── GIVEN DATA

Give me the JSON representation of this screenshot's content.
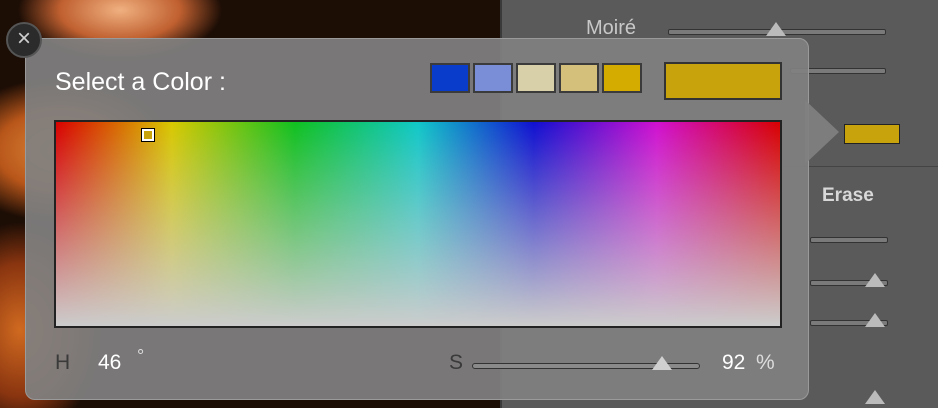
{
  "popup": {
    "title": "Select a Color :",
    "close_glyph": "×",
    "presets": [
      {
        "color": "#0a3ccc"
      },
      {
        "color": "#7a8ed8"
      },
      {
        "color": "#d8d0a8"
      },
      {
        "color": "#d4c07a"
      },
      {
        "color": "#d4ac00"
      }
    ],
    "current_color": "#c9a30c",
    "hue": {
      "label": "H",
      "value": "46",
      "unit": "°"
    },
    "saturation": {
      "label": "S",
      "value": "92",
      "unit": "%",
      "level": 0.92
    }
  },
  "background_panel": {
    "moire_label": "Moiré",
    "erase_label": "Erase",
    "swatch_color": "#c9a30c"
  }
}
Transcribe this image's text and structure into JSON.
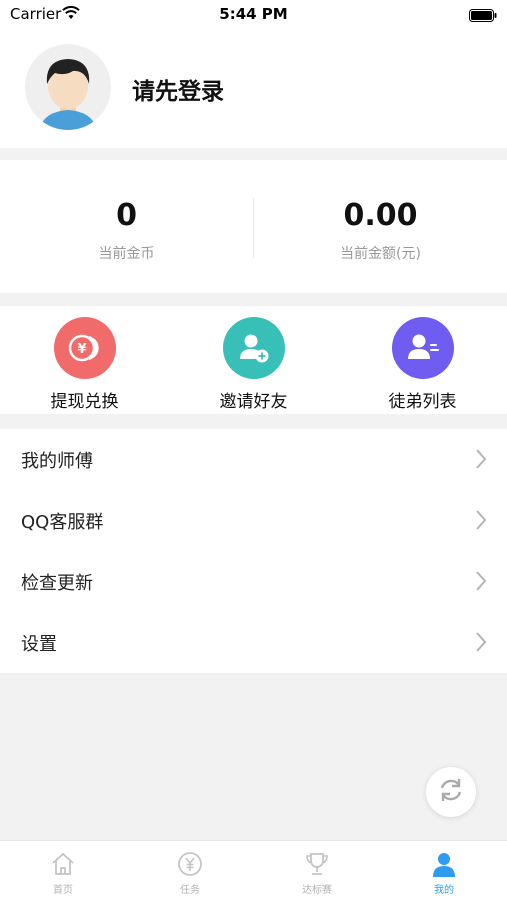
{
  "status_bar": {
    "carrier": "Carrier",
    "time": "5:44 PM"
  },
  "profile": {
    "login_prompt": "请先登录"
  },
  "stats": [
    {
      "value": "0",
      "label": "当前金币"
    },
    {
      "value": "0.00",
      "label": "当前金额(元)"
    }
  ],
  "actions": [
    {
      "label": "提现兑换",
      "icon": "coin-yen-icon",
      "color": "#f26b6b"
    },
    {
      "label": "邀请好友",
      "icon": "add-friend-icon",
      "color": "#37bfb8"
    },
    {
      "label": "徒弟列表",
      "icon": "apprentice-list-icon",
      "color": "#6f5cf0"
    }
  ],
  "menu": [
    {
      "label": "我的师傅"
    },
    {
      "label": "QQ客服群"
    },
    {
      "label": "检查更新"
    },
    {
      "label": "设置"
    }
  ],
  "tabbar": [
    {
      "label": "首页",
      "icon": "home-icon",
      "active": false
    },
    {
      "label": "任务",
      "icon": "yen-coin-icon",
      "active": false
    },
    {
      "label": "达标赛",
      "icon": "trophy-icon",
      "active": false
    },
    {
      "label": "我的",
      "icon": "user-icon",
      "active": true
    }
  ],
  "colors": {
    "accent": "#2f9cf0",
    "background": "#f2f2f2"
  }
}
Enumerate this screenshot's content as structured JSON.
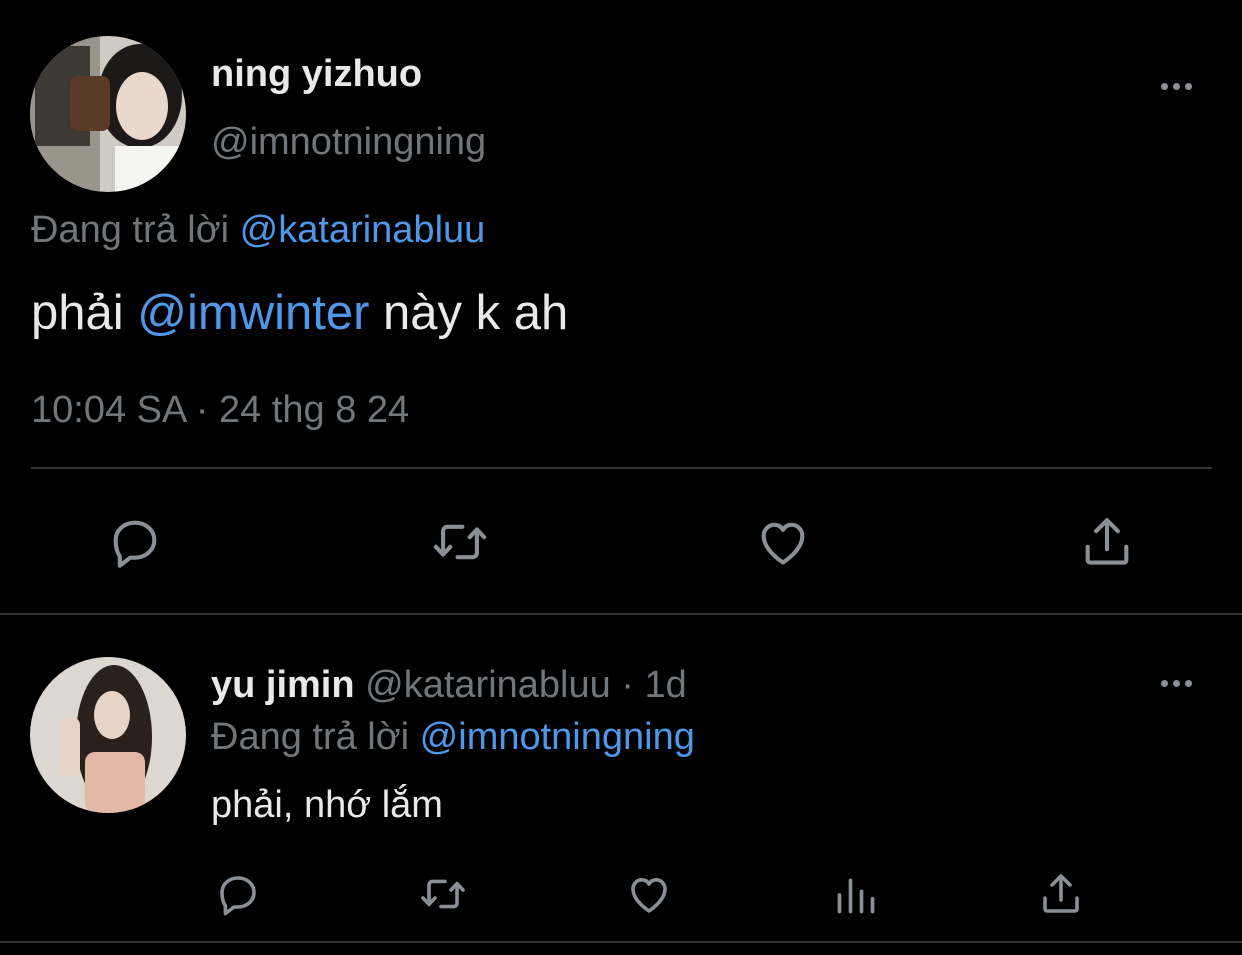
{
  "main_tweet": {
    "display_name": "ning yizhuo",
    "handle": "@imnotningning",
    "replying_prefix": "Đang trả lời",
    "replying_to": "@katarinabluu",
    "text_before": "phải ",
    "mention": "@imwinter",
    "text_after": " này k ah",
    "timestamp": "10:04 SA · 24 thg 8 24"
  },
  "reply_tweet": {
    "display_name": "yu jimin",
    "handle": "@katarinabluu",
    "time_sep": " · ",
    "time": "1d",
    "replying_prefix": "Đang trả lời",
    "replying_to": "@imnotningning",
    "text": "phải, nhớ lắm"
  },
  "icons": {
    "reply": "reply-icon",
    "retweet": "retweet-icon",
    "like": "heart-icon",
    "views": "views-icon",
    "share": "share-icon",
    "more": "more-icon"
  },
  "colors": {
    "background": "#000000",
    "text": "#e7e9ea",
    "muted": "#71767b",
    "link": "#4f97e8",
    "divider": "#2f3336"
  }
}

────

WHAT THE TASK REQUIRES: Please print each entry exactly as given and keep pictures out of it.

COMPLETED TASK:
Give me the JSON representation of this screenshot's content.
{
  "popup": {
    "title": "Select a Color :",
    "close_glyph": "×",
    "presets": [
      {
        "color": "#0a3ccc"
      },
      {
        "color": "#7a8ed8"
      },
      {
        "color": "#d8d0a8"
      },
      {
        "color": "#d4c07a"
      },
      {
        "color": "#d4ac00"
      }
    ],
    "current_color": "#c9a30c",
    "hue": {
      "label": "H",
      "value": "46",
      "unit": "°"
    },
    "saturation": {
      "label": "S",
      "value": "92",
      "unit": "%",
      "level": 0.92
    }
  },
  "background_panel": {
    "moire_label": "Moiré",
    "erase_label": "Erase",
    "swatch_color": "#c9a30c"
  }
}
Transcribe this image's text and structure into JSON.
{
  "status_bar": {
    "carrier": "Carrier",
    "time": "5:44 PM"
  },
  "profile": {
    "login_prompt": "请先登录"
  },
  "stats": [
    {
      "value": "0",
      "label": "当前金币"
    },
    {
      "value": "0.00",
      "label": "当前金额(元)"
    }
  ],
  "actions": [
    {
      "label": "提现兑换",
      "icon": "coin-yen-icon",
      "color": "#f26b6b"
    },
    {
      "label": "邀请好友",
      "icon": "add-friend-icon",
      "color": "#37bfb8"
    },
    {
      "label": "徒弟列表",
      "icon": "apprentice-list-icon",
      "color": "#6f5cf0"
    }
  ],
  "menu": [
    {
      "label": "我的师傅"
    },
    {
      "label": "QQ客服群"
    },
    {
      "label": "检查更新"
    },
    {
      "label": "设置"
    }
  ],
  "tabbar": [
    {
      "label": "首页",
      "icon": "home-icon",
      "active": false
    },
    {
      "label": "任务",
      "icon": "yen-coin-icon",
      "active": false
    },
    {
      "label": "达标赛",
      "icon": "trophy-icon",
      "active": false
    },
    {
      "label": "我的",
      "icon": "user-icon",
      "active": true
    }
  ],
  "colors": {
    "accent": "#2f9cf0",
    "background": "#f2f2f2"
  }
}
Enumerate this screenshot's content as structured JSON.
{
  "main_tweet": {
    "display_name": "ning yizhuo",
    "handle": "@imnotningning",
    "replying_prefix": "Đang trả lời",
    "replying_to": "@katarinabluu",
    "text_before": "phải ",
    "mention": "@imwinter",
    "text_after": " này k ah",
    "timestamp": "10:04 SA · 24 thg 8 24"
  },
  "reply_tweet": {
    "display_name": "yu jimin",
    "handle": "@katarinabluu",
    "time_sep": " · ",
    "time": "1d",
    "replying_prefix": "Đang trả lời",
    "replying_to": "@imnotningning",
    "text": "phải, nhớ lắm"
  },
  "icons": {
    "reply": "reply-icon",
    "retweet": "retweet-icon",
    "like": "heart-icon",
    "views": "views-icon",
    "share": "share-icon",
    "more": "more-icon"
  },
  "colors": {
    "background": "#000000",
    "text": "#e7e9ea",
    "muted": "#71767b",
    "link": "#4f97e8",
    "divider": "#2f3336"
  }
}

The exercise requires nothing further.